A safe spot to park your vehicle with toilets and washing facilities is one way this Government can help make the job a little easier.

And of course, a decent rest means a safer trip for drivers and everyone else on the road.



Finally, let’s look more closely at road safety — something I know is close to all your hearts.

Every day on average, four people are killed and 80 people are seriously injured on our roads.

Annually, this translates to 1,400 lives lost and 32,000 hospitalised due to road crashes.

These figures are staggering and there’s barely a family in the country that has not been touched in some way by a road tragedy.

The annual cost to our economy is estimated to be around $27 billion.

The Government does not believe these figures are acceptable.

We don’t believe any death on the roads is acceptable.

Just last week, my Parliamentary Secretary, Catherine King, released a strategy to address this national problem over the next decade.

It has been developed by all states and territories and puts forwards a range of practical and evidence-based steps that can help us create a genuinely safe system of road travel.

But governments cannot achieve this alone.

Road safety is a shared responsibility.

And I’d like to thank those of you here today who contributed to the public consultation process so far.



This Government will never cease in our efforts to build a stronger, fairer, more productive Australia.

And I know it’s a goal that we share with you, the transport industry.

I’ve outlined this afternoon just some of the reforms that we have underway right now.

And I hope you understand why I said at the outset that it is a great time to be the federal minister responsible for them.

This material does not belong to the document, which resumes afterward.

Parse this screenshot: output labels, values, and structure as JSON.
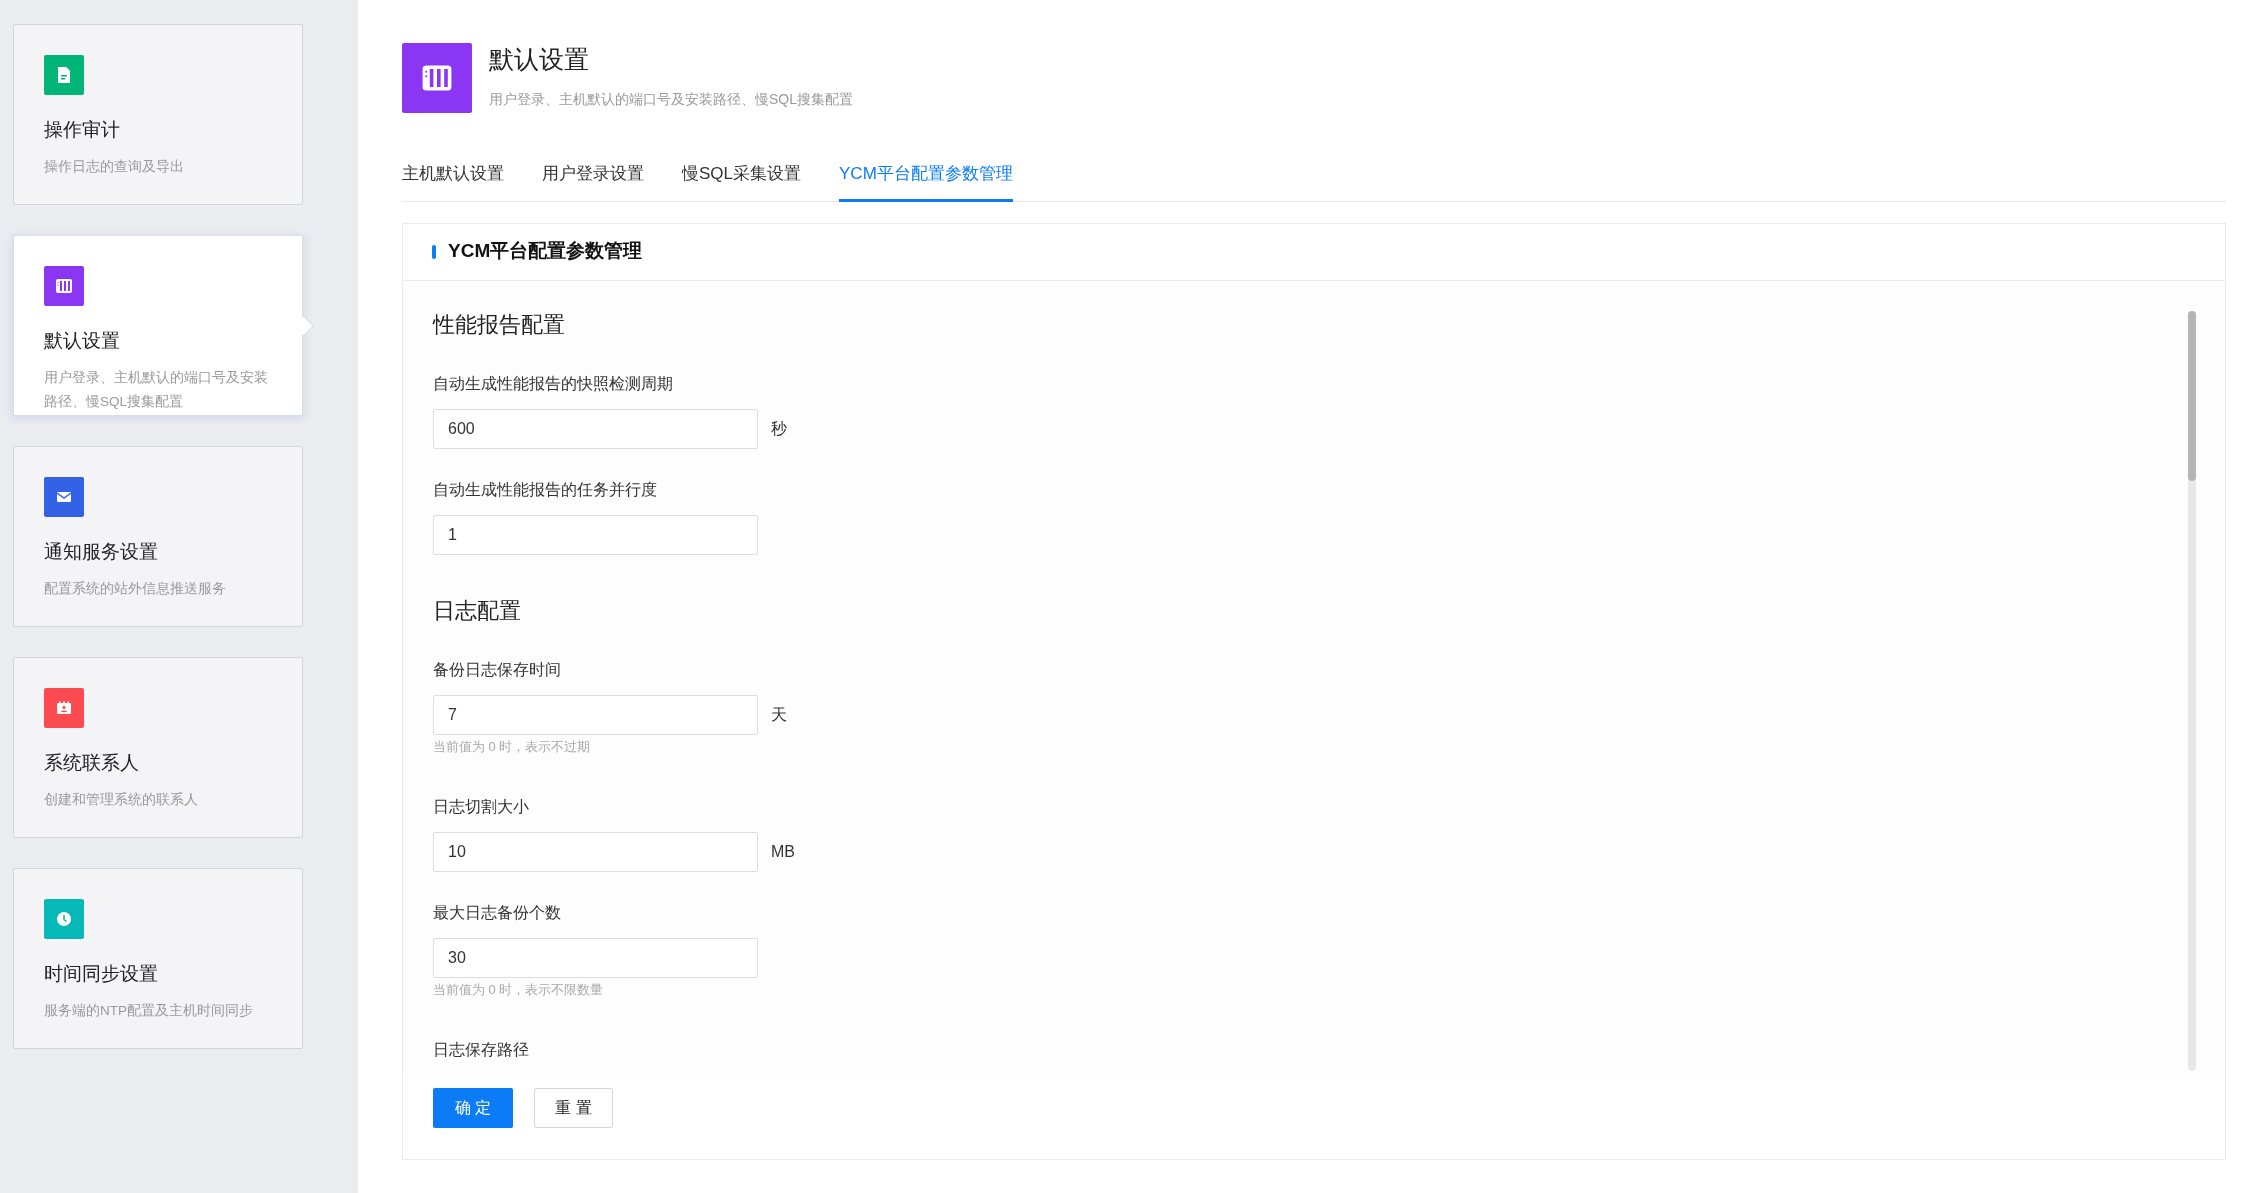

Whatever area of Australia’s vital transport industry you come from, I look forward to working with you as we achieve these reforms together.

I’ll finish by saying that on the way in this afternoon, I caught a brief glimpse of some big rigs you’ve got parked out the back.

Very impressive.

Good luck with the remainder of the week’s program — including tonight’s outback party and auction.

Thanks for the opportunity to speak with you today.